She does have a few tweaks in mind, though, including "inviting a young professional quartet on the cusp of a good career to talk to the students about what it's like to be at that point." Previous notable guests have included members of the Emerson String Quartet; cellist Yo-Yo Ma gave an online master class last year.
Chang also plans to continue Lawrence's Classical Encounters initiative, which brings students into downtown Burlington to perform pop-up concerts and get a feel for public engagement and response. For that, she may have to enlist shuttles: The festival's leadership will decide in the next few weeks whether to continue operations at St. Mike's or return to UVM.
Salvatore Macchia, chair of the UMass Amherst music and dance department, has known Chang for 17 years and cofounded the Five College New Music Festival with her in 2009. In addition to her talent for putting together "exciting" programs, Macchia said, "Liz has a real way of identifying needs that the community might find engaging."
He cited an online speaker series that Chang organized last spring to explore how musicians in and outside academia are effecting social change through music. It drew national audiences.
When asked what interested her most in her new position, Chang said, "Getting to know the people in Burlington, the supporters and board members.

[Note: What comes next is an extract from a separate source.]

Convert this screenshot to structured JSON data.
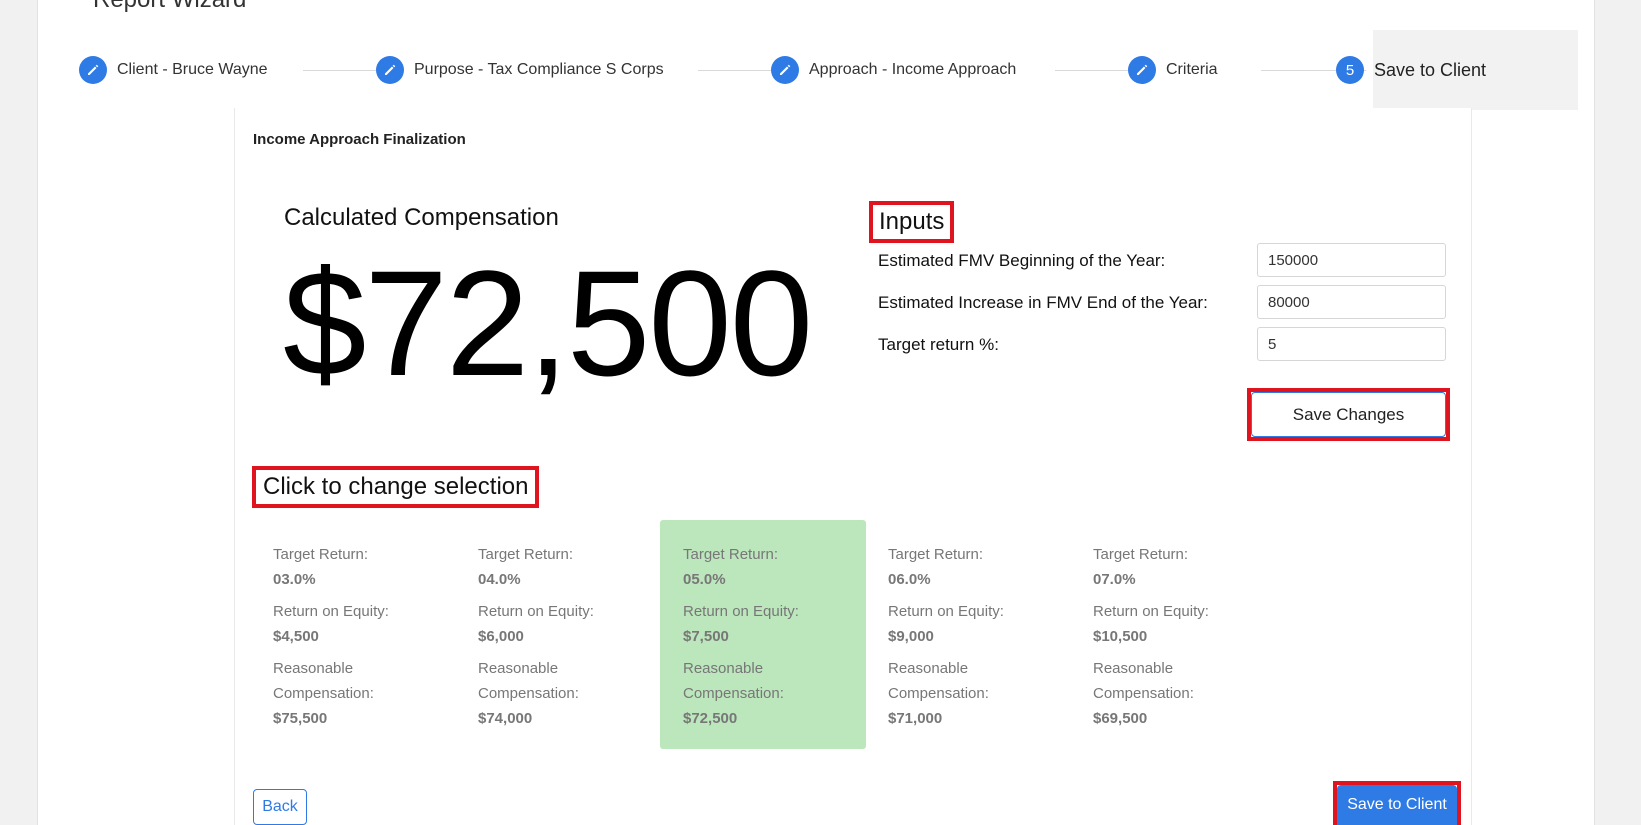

I know the internal workings really well, but I had not had much of a sense of how the public appreciated the program and having all these young people and concerts [in town]. I'm really excited about the community part of it."